The site chosen for the School in Slough, (then in Buckinghamshire) was immediately adjacent to the railway line. It was a fine choice of site, allowing both a sense of country life and easy access to London and other notable places. The proliferation of new buildings around the school property in the years that followed indicates that many other bodies besides the ISLV thought the same.
Slough, and particularly the site chosen for the school, had its own history, worth a slight digression to see the effect on the school after its move there.
Slough, as a single borough, was a ‘new’ town, that had grown out of an army equipment dump at the end of the 1914-18 war. There are, however, records of lands and houses around the Upton and Chalvey area which were given to the followers of William the Conqueror. These grew into villages which, as they increased in size, merged into one another. The main industry of Slough was the mining of clay and the making of bricks, and it was for the transport of these that the Grand Union Canal was extended into the town. The coming of the railway took much of the traffic from the canal, but the importance of Slough as a main line station was delayed for many years by Old Etonians in the government, who thought that the building of a railway station would be a bad thing for nearby Eton College, in that it might tempt the boys to run away, and would bring the undesirable element of London too close for comfort. The trains of The Great Western Railway did, however, stop at Slough. Since there was no station, tickets were sold from the windows of the North Star Hotel.
A shrewd Frenchman by the name of Monsieur Carlo Dotesio got wind that permission to build a station might be forthcoming. With this in mind, he purchased the land from the North Star as far as Wexham Road. On this land he built “the biggest house in Slough,” in yellow brick with numerous bow windows. He travelled to Paris to buy Louis XIV and Louis XV furniture (since they no longer had the use of it) and Gabelin tapestries from the Palace of Versailles. The grounds around his building were landscaped by Sir Joseph Paxton, the architect of the Great Exhibition and Crystal Palace.
In 1841 his “house” became the Royal Hotel. The main building stood where the science block stands today and on the north side, where the sports hall stood, was a large hall for the convenience of passing travellers. The present Royal Hotel was then the stables and servants’ quarters.
So frequently did Queen Victoria and her Consort stay overnight when travelling to and from London, that a large room on the first floor was set aside for them.
From a drawing on stone by J.C.Bourne. A print hung in the later Royal Hotel.
Near to the hotel, on a hillock, stood a tiny wooden hut. It contained the first long-distance magnetic telegraph in the world, which joined Slough with Paddington.
A murder took place at Salt-Hill in Slough in the 1840s and the wanted man boarded the train for London. He was apprehended on arrival and so gained the distinction of being the first criminal caught with the aid of magnetic telegraph.

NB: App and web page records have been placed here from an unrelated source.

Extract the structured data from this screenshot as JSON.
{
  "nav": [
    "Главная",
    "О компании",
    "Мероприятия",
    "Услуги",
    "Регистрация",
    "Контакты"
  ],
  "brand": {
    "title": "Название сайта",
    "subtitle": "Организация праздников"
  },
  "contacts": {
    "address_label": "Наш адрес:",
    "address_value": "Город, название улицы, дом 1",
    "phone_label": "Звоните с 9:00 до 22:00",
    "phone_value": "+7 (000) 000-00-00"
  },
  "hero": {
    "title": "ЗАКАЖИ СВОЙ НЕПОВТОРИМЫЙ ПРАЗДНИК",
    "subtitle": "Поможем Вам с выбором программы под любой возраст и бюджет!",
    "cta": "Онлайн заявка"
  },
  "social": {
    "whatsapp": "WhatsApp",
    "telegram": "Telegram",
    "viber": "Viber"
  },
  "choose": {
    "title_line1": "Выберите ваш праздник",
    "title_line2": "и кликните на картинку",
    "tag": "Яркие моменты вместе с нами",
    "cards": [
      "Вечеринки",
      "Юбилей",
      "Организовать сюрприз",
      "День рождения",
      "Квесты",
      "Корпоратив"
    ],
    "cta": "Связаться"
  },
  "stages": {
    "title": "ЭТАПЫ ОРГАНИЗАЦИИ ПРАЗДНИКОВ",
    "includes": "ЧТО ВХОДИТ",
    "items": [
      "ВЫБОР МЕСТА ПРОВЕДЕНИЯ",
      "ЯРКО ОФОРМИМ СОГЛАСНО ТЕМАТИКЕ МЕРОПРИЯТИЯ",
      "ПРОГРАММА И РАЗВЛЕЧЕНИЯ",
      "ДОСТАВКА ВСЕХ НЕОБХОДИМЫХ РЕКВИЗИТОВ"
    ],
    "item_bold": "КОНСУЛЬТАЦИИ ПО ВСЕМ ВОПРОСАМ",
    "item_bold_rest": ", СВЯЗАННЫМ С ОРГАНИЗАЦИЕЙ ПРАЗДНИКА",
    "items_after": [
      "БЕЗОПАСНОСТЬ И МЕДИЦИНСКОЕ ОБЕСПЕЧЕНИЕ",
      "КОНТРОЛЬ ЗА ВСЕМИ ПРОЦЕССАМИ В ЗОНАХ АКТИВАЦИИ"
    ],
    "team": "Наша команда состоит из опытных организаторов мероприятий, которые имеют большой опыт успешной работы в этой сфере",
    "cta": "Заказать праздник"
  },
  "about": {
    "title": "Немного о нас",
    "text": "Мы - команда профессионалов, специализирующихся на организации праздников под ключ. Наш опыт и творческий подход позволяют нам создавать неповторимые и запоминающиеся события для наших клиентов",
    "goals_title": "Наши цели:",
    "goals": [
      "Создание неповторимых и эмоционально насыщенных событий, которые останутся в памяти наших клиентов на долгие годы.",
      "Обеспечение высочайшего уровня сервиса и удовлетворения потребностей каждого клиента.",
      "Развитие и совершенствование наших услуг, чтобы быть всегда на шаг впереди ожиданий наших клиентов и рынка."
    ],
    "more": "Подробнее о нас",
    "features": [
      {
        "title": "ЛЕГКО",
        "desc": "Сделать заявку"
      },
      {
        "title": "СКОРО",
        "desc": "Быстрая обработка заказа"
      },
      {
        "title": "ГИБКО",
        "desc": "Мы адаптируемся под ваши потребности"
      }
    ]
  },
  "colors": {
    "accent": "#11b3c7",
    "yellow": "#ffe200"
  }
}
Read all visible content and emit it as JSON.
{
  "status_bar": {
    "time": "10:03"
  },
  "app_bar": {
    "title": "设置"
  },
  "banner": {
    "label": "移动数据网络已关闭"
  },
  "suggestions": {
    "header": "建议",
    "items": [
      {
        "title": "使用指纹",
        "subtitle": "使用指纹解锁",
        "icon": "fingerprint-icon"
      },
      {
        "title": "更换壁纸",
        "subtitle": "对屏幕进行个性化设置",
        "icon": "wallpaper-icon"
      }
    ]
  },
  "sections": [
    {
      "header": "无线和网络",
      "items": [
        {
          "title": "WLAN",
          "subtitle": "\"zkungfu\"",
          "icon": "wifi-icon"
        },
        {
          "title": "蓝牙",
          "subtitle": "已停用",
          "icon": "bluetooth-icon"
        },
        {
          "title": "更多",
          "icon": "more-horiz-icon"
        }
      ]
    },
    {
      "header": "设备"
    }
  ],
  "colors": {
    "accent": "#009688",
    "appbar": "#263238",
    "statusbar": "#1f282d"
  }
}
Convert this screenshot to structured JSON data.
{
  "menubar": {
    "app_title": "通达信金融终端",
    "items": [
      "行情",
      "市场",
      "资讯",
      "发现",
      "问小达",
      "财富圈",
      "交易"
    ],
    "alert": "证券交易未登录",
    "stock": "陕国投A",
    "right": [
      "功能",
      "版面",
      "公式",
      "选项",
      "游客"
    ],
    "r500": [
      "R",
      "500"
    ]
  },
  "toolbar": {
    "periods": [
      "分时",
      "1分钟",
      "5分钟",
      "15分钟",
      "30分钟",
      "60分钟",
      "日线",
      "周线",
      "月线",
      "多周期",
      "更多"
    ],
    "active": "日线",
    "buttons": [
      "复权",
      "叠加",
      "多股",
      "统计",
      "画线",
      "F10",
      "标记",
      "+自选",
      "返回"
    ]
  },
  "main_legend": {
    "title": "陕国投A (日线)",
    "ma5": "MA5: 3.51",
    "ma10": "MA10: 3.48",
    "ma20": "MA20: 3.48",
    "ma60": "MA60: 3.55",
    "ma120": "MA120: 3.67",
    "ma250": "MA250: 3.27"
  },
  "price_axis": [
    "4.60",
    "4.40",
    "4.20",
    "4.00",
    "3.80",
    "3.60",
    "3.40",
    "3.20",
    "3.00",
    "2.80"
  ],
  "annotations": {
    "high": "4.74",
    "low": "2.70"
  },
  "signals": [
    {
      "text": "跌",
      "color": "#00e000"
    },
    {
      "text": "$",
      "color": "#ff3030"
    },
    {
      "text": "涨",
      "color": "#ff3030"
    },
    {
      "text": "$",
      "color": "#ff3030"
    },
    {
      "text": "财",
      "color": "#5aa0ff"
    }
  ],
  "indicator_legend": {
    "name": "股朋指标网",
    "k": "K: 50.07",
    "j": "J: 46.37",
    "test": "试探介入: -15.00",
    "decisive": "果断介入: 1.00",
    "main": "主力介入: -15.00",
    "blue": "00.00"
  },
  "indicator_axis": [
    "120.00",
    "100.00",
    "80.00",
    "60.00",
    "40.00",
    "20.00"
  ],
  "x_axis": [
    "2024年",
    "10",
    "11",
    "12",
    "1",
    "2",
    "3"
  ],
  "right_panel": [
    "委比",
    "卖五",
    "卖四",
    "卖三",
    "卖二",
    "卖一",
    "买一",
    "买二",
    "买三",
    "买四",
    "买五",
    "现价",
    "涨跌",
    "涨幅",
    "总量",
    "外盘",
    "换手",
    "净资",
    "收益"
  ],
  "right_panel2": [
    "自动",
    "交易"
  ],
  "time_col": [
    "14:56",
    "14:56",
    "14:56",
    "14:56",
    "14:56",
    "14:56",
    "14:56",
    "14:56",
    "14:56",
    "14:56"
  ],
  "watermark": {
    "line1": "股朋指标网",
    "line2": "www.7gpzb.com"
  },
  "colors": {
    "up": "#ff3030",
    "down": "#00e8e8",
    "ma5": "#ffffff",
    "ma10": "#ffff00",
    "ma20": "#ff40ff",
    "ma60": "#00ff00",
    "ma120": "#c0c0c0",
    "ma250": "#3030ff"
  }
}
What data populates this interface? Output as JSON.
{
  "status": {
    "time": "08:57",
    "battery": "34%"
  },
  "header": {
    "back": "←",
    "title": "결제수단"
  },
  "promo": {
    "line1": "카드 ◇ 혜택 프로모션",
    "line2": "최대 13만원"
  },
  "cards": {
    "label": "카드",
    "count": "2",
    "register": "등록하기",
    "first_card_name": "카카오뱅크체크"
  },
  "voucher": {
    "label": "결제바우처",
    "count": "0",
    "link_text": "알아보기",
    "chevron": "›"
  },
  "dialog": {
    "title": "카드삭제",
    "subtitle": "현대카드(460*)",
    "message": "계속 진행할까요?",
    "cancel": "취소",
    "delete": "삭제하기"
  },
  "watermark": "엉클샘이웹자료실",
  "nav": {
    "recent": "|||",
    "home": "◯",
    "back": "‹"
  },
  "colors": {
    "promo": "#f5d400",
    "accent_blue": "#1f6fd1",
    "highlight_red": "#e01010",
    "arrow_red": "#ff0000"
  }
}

The signal discs for the railway were changed by “policemen” in top hats and tail coats, who stood on a bridge over the line. These were for the ease of mind of the passengers rather than for any useful purpose since only one train occupied the lines at any one time.
The area around the hotel was much different from today. No road passed near to the railway on the east side and the drive leading up to the hotel wound its way through the grounds from Wexham Road, although a footpath passed close by where Mackenzie St. (Brunel Way) now stands. A large double gate stood opposite the station for the use of travellers.
In 1849 the Windsor branch of the line was opened, thus removing the need for a large overnight hotel in Slough, and by 1852 the hotel had closed and Dotesio had moved on.
The coach house and servants’ quarters were converted into the Royal Hotel at a later date.
Slough Station on the occasion of the leaving of Queen Victoria’s special train
The main building stood empty for the next ten years, although in 1858 the grounds were used for an “historic” political dinner attended by Disraeli, who was Chancellor of the Exchequer at the time, and 500 guests. His caustic speech filled three columns of the next day’s Times of London.
In 1863 the buildings and part of the grounds were purchased, through the generosity of a Mr McKenzie, and given to the British Orphan Asylum, who used it as a boarding school until purchased by the Licensed Victuallers.
The British Orphan Asylum, from an undated photograph.
The view shows the front of the building, away from the railway line.
The bay windows in the centre of the first floor belong to a room set aside for Queen Victoria in its Royal Hotel days.